What you should do:
Write the material out again, line by line, exactly as it is.

(Data for processing)

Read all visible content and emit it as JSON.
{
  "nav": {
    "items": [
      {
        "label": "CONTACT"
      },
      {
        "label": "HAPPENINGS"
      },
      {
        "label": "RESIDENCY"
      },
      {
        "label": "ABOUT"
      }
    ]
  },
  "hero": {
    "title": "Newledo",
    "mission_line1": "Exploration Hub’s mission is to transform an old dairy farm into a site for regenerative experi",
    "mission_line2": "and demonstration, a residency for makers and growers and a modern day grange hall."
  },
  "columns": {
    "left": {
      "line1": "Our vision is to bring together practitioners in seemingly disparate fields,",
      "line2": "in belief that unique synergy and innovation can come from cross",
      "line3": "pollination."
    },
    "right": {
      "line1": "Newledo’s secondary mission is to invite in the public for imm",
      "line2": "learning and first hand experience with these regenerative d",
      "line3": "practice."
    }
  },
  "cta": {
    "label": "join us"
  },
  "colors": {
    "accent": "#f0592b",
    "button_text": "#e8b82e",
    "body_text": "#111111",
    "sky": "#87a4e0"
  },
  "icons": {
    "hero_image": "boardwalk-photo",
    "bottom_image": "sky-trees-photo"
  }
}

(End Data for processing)

Exercise response:
Read all visible content and emit it as JSON.
{
  "nav": {
    "items": [
      {
        "label": "CONTACT"
      },
      {
        "label": "HAPPENINGS"
      },
      {
        "label": "RESIDENCY"
      },
      {
        "label": "ABOUT"
      }
    ]
  },
  "hero": {
    "title": "Newledo",
    "mission_line1": "Exploration Hub’s mission is to transform an old dairy farm into a site for regenerative experi",
    "mission_line2": "and demonstration, a residency for makers and growers and a modern day grange hall."
  },
  "columns": {
    "left": {
      "line1": "Our vision is to bring together practitioners in seemingly disparate fields,",
      "line2": "in belief that unique synergy and innovation can come from cross",
      "line3": "pollination."
    },
    "right": {
      "line1": "Newledo’s secondary mission is to invite in the public for imm",
      "line2": "learning and first hand experience with these regenerative d",
      "line3": "practice."
    }
  },
  "cta": {
    "label": "join us"
  },
  "colors": {
    "accent": "#f0592b",
    "button_text": "#e8b82e",
    "body_text": "#111111",
    "sky": "#87a4e0"
  },
  "icons": {
    "hero_image": "boardwalk-photo",
    "bottom_image": "sky-trees-photo"
  }
}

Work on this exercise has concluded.